--- START ---

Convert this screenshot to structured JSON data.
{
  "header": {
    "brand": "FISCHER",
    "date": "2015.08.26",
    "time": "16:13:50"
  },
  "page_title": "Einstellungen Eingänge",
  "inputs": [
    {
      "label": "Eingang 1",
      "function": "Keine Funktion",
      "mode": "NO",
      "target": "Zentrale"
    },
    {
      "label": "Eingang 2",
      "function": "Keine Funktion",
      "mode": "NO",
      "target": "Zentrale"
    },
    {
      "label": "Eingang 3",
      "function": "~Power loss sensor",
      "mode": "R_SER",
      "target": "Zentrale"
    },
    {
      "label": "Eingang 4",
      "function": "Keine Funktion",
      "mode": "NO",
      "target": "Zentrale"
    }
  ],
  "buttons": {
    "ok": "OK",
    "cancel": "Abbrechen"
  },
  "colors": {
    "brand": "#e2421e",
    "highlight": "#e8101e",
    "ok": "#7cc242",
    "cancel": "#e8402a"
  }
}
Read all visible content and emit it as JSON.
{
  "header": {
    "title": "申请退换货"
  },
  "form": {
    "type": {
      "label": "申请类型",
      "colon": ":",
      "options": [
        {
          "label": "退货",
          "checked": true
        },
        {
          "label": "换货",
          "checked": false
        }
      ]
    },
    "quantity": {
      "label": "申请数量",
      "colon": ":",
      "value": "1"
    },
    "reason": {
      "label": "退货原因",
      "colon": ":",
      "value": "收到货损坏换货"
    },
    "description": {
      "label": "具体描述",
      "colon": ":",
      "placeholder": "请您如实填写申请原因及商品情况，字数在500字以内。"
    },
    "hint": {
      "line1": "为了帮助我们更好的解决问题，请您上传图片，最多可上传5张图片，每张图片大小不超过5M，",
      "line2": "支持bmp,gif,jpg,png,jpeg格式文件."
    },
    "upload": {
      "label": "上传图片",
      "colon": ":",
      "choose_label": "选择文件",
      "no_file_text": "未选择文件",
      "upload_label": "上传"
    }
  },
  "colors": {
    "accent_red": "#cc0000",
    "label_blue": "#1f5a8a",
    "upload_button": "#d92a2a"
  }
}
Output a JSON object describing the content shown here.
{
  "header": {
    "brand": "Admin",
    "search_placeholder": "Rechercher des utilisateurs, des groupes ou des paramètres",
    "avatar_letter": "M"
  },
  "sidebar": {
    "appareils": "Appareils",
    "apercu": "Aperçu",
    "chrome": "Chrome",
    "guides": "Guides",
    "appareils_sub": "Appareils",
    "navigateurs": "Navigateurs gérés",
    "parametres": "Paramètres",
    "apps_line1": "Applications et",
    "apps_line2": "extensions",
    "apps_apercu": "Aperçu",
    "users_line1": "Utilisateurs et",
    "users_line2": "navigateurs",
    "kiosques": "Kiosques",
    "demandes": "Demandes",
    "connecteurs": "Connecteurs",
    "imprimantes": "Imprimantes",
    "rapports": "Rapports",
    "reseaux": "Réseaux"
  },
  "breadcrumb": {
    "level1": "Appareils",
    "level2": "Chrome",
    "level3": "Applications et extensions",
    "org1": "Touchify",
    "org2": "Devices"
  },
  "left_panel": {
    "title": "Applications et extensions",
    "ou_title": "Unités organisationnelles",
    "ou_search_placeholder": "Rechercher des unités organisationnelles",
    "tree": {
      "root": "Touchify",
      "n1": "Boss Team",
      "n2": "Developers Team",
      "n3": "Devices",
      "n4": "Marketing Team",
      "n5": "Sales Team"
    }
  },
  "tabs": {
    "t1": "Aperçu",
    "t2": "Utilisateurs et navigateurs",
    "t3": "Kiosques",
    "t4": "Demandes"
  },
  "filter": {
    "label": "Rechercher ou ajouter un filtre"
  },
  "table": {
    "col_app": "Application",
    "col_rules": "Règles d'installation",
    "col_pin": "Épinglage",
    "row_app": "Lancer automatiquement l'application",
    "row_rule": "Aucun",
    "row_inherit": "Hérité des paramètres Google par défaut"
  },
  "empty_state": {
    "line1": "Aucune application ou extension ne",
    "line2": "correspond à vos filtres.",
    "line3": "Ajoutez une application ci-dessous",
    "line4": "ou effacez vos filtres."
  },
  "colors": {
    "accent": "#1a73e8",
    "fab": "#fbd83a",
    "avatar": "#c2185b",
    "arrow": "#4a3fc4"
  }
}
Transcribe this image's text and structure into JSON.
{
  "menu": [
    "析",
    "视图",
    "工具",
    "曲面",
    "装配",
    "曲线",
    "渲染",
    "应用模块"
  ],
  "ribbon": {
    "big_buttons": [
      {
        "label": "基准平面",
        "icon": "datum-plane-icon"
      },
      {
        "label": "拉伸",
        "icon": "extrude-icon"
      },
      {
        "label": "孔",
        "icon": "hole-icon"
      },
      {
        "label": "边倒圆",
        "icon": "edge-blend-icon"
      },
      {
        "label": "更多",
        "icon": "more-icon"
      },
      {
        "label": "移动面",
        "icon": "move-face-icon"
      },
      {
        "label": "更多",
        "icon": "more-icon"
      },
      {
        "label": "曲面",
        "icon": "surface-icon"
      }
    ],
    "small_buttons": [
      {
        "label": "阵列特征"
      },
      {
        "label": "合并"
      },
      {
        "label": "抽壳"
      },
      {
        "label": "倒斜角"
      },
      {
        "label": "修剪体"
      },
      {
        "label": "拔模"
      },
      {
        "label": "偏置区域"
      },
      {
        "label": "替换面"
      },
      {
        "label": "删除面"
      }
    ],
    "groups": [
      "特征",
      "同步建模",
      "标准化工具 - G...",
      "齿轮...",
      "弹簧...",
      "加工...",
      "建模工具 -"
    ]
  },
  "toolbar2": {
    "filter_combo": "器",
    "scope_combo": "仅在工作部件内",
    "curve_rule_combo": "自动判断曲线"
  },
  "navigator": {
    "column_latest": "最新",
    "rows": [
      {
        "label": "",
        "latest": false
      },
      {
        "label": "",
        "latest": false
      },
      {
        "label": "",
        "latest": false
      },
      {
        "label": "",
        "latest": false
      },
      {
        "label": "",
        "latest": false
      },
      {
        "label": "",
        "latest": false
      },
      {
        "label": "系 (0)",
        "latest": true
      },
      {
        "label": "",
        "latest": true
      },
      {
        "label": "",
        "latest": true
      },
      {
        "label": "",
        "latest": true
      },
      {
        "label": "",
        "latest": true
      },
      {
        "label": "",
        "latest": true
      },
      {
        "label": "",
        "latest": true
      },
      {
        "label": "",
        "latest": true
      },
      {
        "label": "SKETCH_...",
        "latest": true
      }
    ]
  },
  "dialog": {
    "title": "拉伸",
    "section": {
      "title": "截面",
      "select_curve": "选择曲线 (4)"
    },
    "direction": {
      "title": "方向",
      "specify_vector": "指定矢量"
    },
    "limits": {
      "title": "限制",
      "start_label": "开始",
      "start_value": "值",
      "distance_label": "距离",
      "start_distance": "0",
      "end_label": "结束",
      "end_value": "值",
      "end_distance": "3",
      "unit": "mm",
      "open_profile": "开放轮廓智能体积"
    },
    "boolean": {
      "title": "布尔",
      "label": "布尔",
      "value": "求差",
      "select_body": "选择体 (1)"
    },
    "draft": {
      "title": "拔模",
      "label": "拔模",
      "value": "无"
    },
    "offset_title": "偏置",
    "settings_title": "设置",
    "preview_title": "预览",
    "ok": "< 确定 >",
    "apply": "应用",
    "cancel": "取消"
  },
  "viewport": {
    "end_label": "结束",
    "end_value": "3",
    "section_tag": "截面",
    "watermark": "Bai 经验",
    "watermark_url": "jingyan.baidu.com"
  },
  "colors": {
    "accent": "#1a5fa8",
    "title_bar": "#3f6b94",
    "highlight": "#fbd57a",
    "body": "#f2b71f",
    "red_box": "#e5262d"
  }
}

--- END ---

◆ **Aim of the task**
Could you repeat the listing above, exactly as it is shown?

◆ **Reply to the exercise**
Convert this screenshot to structured JSON data.
{
  "header": {
    "brand": "FISCHER",
    "date": "2015.08.26",
    "time": "16:13:50"
  },
  "page_title": "Einstellungen Eingänge",
  "inputs": [
    {
      "label": "Eingang 1",
      "function": "Keine Funktion",
      "mode": "NO",
      "target": "Zentrale"
    },
    {
      "label": "Eingang 2",
      "function": "Keine Funktion",
      "mode": "NO",
      "target": "Zentrale"
    },
    {
      "label": "Eingang 3",
      "function": "~Power loss sensor",
      "mode": "R_SER",
      "target": "Zentrale"
    },
    {
      "label": "Eingang 4",
      "function": "Keine Funktion",
      "mode": "NO",
      "target": "Zentrale"
    }
  ],
  "buttons": {
    "ok": "OK",
    "cancel": "Abbrechen"
  },
  "colors": {
    "brand": "#e2421e",
    "highlight": "#e8101e",
    "ok": "#7cc242",
    "cancel": "#e8402a"
  }
}
Read all visible content and emit it as JSON.
{
  "header": {
    "title": "申请退换货"
  },
  "form": {
    "type": {
      "label": "申请类型",
      "colon": ":",
      "options": [
        {
          "label": "退货",
          "checked": true
        },
        {
          "label": "换货",
          "checked": false
        }
      ]
    },
    "quantity": {
      "label": "申请数量",
      "colon": ":",
      "value": "1"
    },
    "reason": {
      "label": "退货原因",
      "colon": ":",
      "value": "收到货损坏换货"
    },
    "description": {
      "label": "具体描述",
      "colon": ":",
      "placeholder": "请您如实填写申请原因及商品情况，字数在500字以内。"
    },
    "hint": {
      "line1": "为了帮助我们更好的解决问题，请您上传图片，最多可上传5张图片，每张图片大小不超过5M，",
      "line2": "支持bmp,gif,jpg,png,jpeg格式文件."
    },
    "upload": {
      "label": "上传图片",
      "colon": ":",
      "choose_label": "选择文件",
      "no_file_text": "未选择文件",
      "upload_label": "上传"
    }
  },
  "colors": {
    "accent_red": "#cc0000",
    "label_blue": "#1f5a8a",
    "upload_button": "#d92a2a"
  }
}
Output a JSON object describing the content shown here.
{
  "header": {
    "brand": "Admin",
    "search_placeholder": "Rechercher des utilisateurs, des groupes ou des paramètres",
    "avatar_letter": "M"
  },
  "sidebar": {
    "appareils": "Appareils",
    "apercu": "Aperçu",
    "chrome": "Chrome",
    "guides": "Guides",
    "appareils_sub": "Appareils",
    "navigateurs": "Navigateurs gérés",
    "parametres": "Paramètres",
    "apps_line1": "Applications et",
    "apps_line2": "extensions",
    "apps_apercu": "Aperçu",
    "users_line1": "Utilisateurs et",
    "users_line2": "navigateurs",
    "kiosques": "Kiosques",
    "demandes": "Demandes",
    "connecteurs": "Connecteurs",
    "imprimantes": "Imprimantes",
    "rapports": "Rapports",
    "reseaux": "Réseaux"
  },
  "breadcrumb": {
    "level1": "Appareils",
    "level2": "Chrome",
    "level3": "Applications et extensions",
    "org1": "Touchify",
    "org2": "Devices"
  },
  "left_panel": {
    "title": "Applications et extensions",
    "ou_title": "Unités organisationnelles",
    "ou_search_placeholder": "Rechercher des unités organisationnelles",
    "tree": {
      "root": "Touchify",
      "n1": "Boss Team",
      "n2": "Developers Team",
      "n3": "Devices",
      "n4": "Marketing Team",
      "n5": "Sales Team"
    }
  },
  "tabs": {
    "t1": "Aperçu",
    "t2": "Utilisateurs et navigateurs",
    "t3": "Kiosques",
    "t4": "Demandes"
  },
  "filter": {
    "label": "Rechercher ou ajouter un filtre"
  },
  "table": {
    "col_app": "Application",
    "col_rules": "Règles d'installation",
    "col_pin": "Épinglage",
    "row_app": "Lancer automatiquement l'application",
    "row_rule": "Aucun",
    "row_inherit": "Hérité des paramètres Google par défaut"
  },
  "empty_state": {
    "line1": "Aucune application ou extension ne",
    "line2": "correspond à vos filtres.",
    "line3": "Ajoutez une application ci-dessous",
    "line4": "ou effacez vos filtres."
  },
  "colors": {
    "accent": "#1a73e8",
    "fab": "#fbd83a",
    "avatar": "#c2185b",
    "arrow": "#4a3fc4"
  }
}
Transcribe this image's text and structure into JSON.
{
  "menu": [
    "析",
    "视图",
    "工具",
    "曲面",
    "装配",
    "曲线",
    "渲染",
    "应用模块"
  ],
  "ribbon": {
    "big_buttons": [
      {
        "label": "基准平面",
        "icon": "datum-plane-icon"
      },
      {
        "label": "拉伸",
        "icon": "extrude-icon"
      },
      {
        "label": "孔",
        "icon": "hole-icon"
      },
      {
        "label": "边倒圆",
        "icon": "edge-blend-icon"
      },
      {
        "label": "更多",
        "icon": "more-icon"
      },
      {
        "label": "移动面",
        "icon": "move-face-icon"
      },
      {
        "label": "更多",
        "icon": "more-icon"
      },
      {
        "label": "曲面",
        "icon": "surface-icon"
      }
    ],
    "small_buttons": [
      {
        "label": "阵列特征"
      },
      {
        "label": "合并"
      },
      {
        "label": "抽壳"
      },
      {
        "label": "倒斜角"
      },
      {
        "label": "修剪体"
      },
      {
        "label": "拔模"
      },
      {
        "label": "偏置区域"
      },
      {
        "label": "替换面"
      },
      {
        "label": "删除面"
      }
    ],
    "groups": [
      "特征",
      "同步建模",
      "标准化工具 - G...",
      "齿轮...",
      "弹簧...",
      "加工...",
      "建模工具 -"
    ]
  },
  "toolbar2": {
    "filter_combo": "器",
    "scope_combo": "仅在工作部件内",
    "curve_rule_combo": "自动判断曲线"
  },
  "navigator": {
    "column_latest": "最新",
    "rows": [
      {
        "label": "",
        "latest": false
      },
      {
        "label": "",
        "latest": false
      },
      {
        "label": "",
        "latest": false
      },
      {
        "label": "",
        "latest": false
      },
      {
        "label": "",
        "latest": false
      },
      {
        "label": "",
        "latest": false
      },
      {
        "label": "系 (0)",
        "latest": true
      },
      {
        "label": "",
        "latest": true
      },
      {
        "label": "",
        "latest": true
      },
      {
        "label": "",
        "latest": true
      },
      {
        "label": "",
        "latest": true
      },
      {
        "label": "",
        "latest": true
      },
      {
        "label": "",
        "latest": true
      },
      {
        "label": "",
        "latest": true
      },
      {
        "label": "SKETCH_...",
        "latest": true
      }
    ]
  },
  "dialog": {
    "title": "拉伸",
    "section": {
      "title": "截面",
      "select_curve": "选择曲线 (4)"
    },
    "direction": {
      "title": "方向",
      "specify_vector": "指定矢量"
    },
    "limits": {
      "title": "限制",
      "start_label": "开始",
      "start_value": "值",
      "distance_label": "距离",
      "start_distance": "0",
      "end_label": "结束",
      "end_value": "值",
      "end_distance": "3",
      "unit": "mm",
      "open_profile": "开放轮廓智能体积"
    },
    "boolean": {
      "title": "布尔",
      "label": "布尔",
      "value": "求差",
      "select_body": "选择体 (1)"
    },
    "draft": {
      "title": "拔模",
      "label": "拔模",
      "value": "无"
    },
    "offset_title": "偏置",
    "settings_title": "设置",
    "preview_title": "预览",
    "ok": "< 确定 >",
    "apply": "应用",
    "cancel": "取消"
  },
  "viewport": {
    "end_label": "结束",
    "end_value": "3",
    "section_tag": "截面",
    "watermark": "Bai 经验",
    "watermark_url": "jingyan.baidu.com"
  },
  "colors": {
    "accent": "#1a5fa8",
    "title_bar": "#3f6b94",
    "highlight": "#fbd57a",
    "body": "#f2b71f",
    "red_box": "#e5262d"
  }
}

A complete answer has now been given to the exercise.